"Why did I need YouTube to locate SS in the @#$! menus?" Because you won't RTFM? Personally, I download manuals for all my cameras and have them on my 'phone (and computer, and tablet.) You don't need to know spend time wandering through the menus; click on the little magnifying glass icon, type in Steady, or Shake, and there you are. "Probably because the SS controls are buried in the Video menus." Stupid? Them? Sure, but you needn't be - see above.
Toggle Commented Feb 7, 2022 on We Love Cameras at The Online Photographer

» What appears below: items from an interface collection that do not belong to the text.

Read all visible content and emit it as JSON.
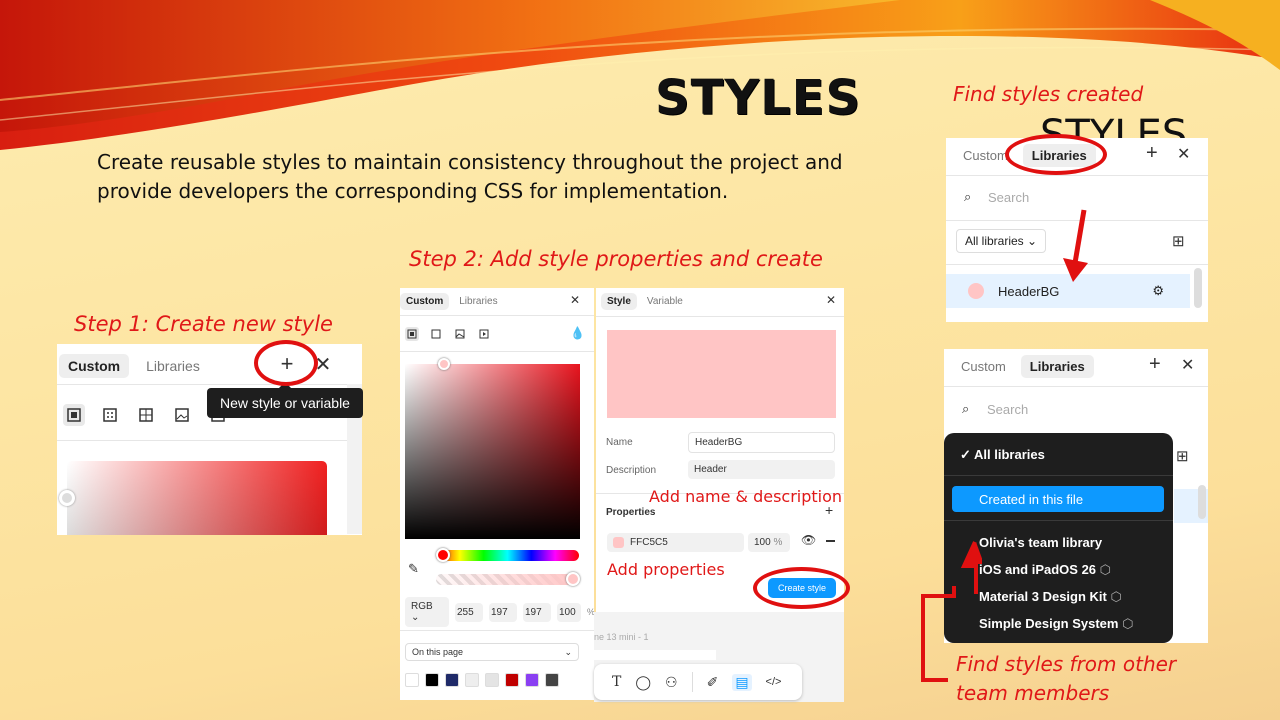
{
  "slide": {
    "title": "STYLES",
    "ghost_text": "STYLES",
    "subtitle": "Create reusable styles to maintain consistency throughout the project and provide developers the corresponding CSS for implementation."
  },
  "step1": {
    "label": "Step 1: Create new style",
    "tabs": [
      "Custom",
      "Libraries"
    ],
    "tooltip": "New style or variable"
  },
  "step2": {
    "label": "Step 2: Add style properties and create",
    "picker": {
      "tabs": [
        "Custom",
        "Libraries"
      ],
      "mode": "RGB",
      "r": "255",
      "g": "197",
      "b": "197",
      "alpha": "100",
      "pct": "%",
      "scope": "On this page",
      "swatches": [
        "#ffffff",
        "#000000",
        "#1f2a68",
        "#eeeeee",
        "#e4e4e4",
        "#c00000",
        "#8a3ff2",
        "#444444"
      ]
    },
    "style_panel": {
      "tabs": [
        "Style",
        "Variable"
      ],
      "preview_color": "#FFC5C5",
      "name_label": "Name",
      "name_value": "HeaderBG",
      "desc_label": "Description",
      "desc_value": "Header",
      "properties_label": "Properties",
      "color_hex": "FFC5C5",
      "opacity": "100",
      "pct": "%",
      "create_button": "Create style"
    },
    "annotation_name": "Add name & description",
    "annotation_props": "Add properties",
    "frame_fragment": "ne 13 mini - 1"
  },
  "find": {
    "label": "Find styles created",
    "tabs": [
      "Custom",
      "Libraries"
    ],
    "search_placeholder": "Search",
    "filter": "All libraries",
    "item_name": "HeaderBG",
    "item_color": "#FFC5C5"
  },
  "libs": {
    "tabs": [
      "Custom",
      "Libraries"
    ],
    "search_placeholder": "Search",
    "menu": {
      "all": "All libraries",
      "created": "Created in this file",
      "items": [
        "Olivia's team library",
        "iOS and iPadOS 26",
        "Material 3 Design Kit",
        "Simple Design System"
      ]
    },
    "annotation": "Find styles from other team members"
  },
  "colors": {
    "accent_red": "#e01818",
    "button_blue": "#0d99ff",
    "menu_bg": "#1e1e1e"
  }
}
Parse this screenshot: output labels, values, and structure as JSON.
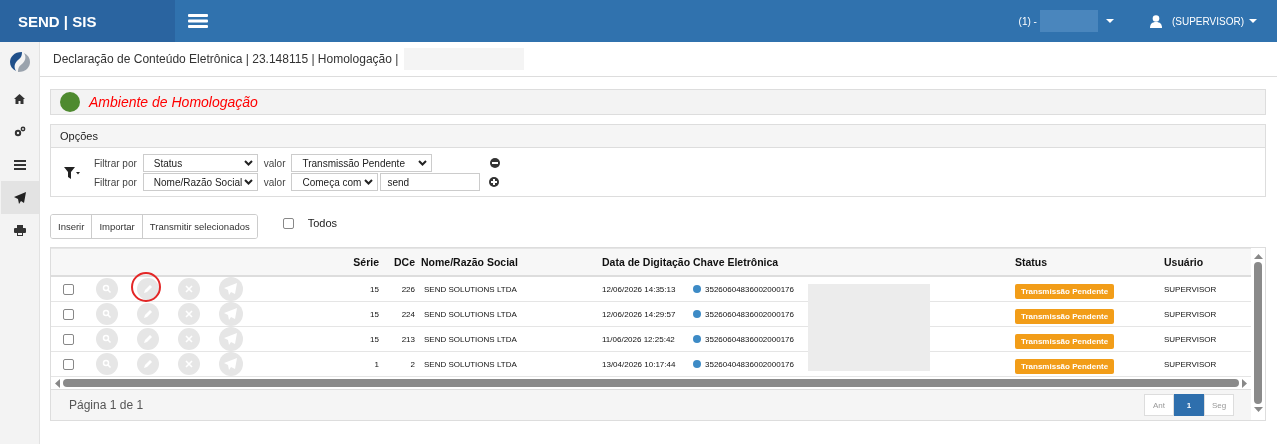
{
  "topbar": {
    "brand": "SEND | SIS",
    "company": "(1) -",
    "user": "(SUPERVISOR)"
  },
  "sidebar": {
    "items": [
      {
        "kind": "home",
        "selected": false
      },
      {
        "kind": "gears",
        "selected": false
      },
      {
        "kind": "list",
        "selected": false
      },
      {
        "kind": "send",
        "selected": true
      },
      {
        "kind": "print",
        "selected": false
      }
    ]
  },
  "breadcrumb": "Declaração de Conteúdo Eletrônica | 23.148115 | Homologação |",
  "environment": {
    "label": "Ambiente de Homologação",
    "color": "#4e8a2f"
  },
  "options": {
    "title": "Opções",
    "filters": [
      {
        "label": "Filtrar por",
        "field": "Status",
        "value_label": "valor",
        "operator": "Transmissão Pendente",
        "kind": "remove"
      },
      {
        "label": "Filtrar por",
        "field": "Nome/Razão Social",
        "value_label": "valor",
        "operator": "Começa com",
        "value": "send",
        "kind": "add"
      }
    ]
  },
  "toolbar": {
    "buttons": [
      "Inserir",
      "Importar",
      "Transmitir selecionados"
    ],
    "select_all": {
      "label": "Todos",
      "checked": false
    }
  },
  "table": {
    "columns": [
      "Série",
      "DCe",
      "Nome/Razão Social",
      "Data de Digitação",
      "Chave Eletrônica",
      "Status",
      "Usuário"
    ],
    "rows": [
      {
        "checked": false,
        "edit_highlighted": true,
        "serie": "15",
        "dce": "226",
        "name": "SEND SOLUTIONS LTDA",
        "date": "12/06/2026 14:35:13",
        "key": "35260604836002000176",
        "status": "Transmissão Pendente",
        "user": "SUPERVISOR"
      },
      {
        "checked": false,
        "edit_highlighted": false,
        "serie": "15",
        "dce": "224",
        "name": "SEND SOLUTIONS LTDA",
        "date": "12/06/2026 14:29:57",
        "key": "35260604836002000176",
        "status": "Transmissão Pendente",
        "user": "SUPERVISOR"
      },
      {
        "checked": false,
        "edit_highlighted": false,
        "serie": "15",
        "dce": "213",
        "name": "SEND SOLUTIONS LTDA",
        "date": "11/06/2026 12:25:42",
        "key": "35260604836002000176",
        "status": "Transmissão Pendente",
        "user": "SUPERVISOR"
      },
      {
        "checked": false,
        "edit_highlighted": false,
        "serie": "1",
        "dce": "2",
        "name": "SEND SOLUTIONS LTDA",
        "date": "13/04/2026 10:17:44",
        "key": "35260404836002000176",
        "status": "Transmissão Pendente",
        "user": "SUPERVISOR"
      }
    ]
  },
  "pager": {
    "info": "Página 1 de 1",
    "buttons": [
      {
        "label": "Ant",
        "selected": false
      },
      {
        "label": "1",
        "selected": true
      },
      {
        "label": "Seg",
        "selected": false
      }
    ]
  }
}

Oh dear, false news. The E-M5 and the initial release of the E-M5 II did not have Focus Bracketing. It was introduced in firmware update 2.** What do you do when a name is inaccurate? Up until then, everyone called the process of taking a stack of exposures at different focal distances, then stacking them for a high DoF composite by the term Focus Stacking Oly, however had introduced two related, but separate functions. One was indeed like the old term; the camera took 8 shots, combined them in-camera into a single output file. So, that's Focus Stacking in their terminology. But they also introduced a much more powerful function. One may shoot not just 8, but up to an essentially unlimited number of focus slices***, with control over the focus differential between frames. This outputs all the shots separately, allowing use of various software apps to stack them. So, what do you call this function and where does it go in the menus? How is it different, conceptually, from exposure bracketing, white balance bracketing and flash exposure bracketing? Not at all, so they called it Focus Bracketing, and added it to the Bracketing Menu. I know Oly menus get a lot of brickbats for complexity. How do you introduce a whole new function, without giving it a meaningful name, and including it in the menus? I think they did it right. * The Ctein story is true, only the camera model is wrong. ** Focus Stacking was added in firmware update 4. (Oly also released an updated manual, including all the additions in these updates.) *** The process stops when the lens reaches infinity focus or the specified number of slices, whichever comes first.
Toggle Commented Feb 7, 2022 on We Love Cameras at The Online Photographer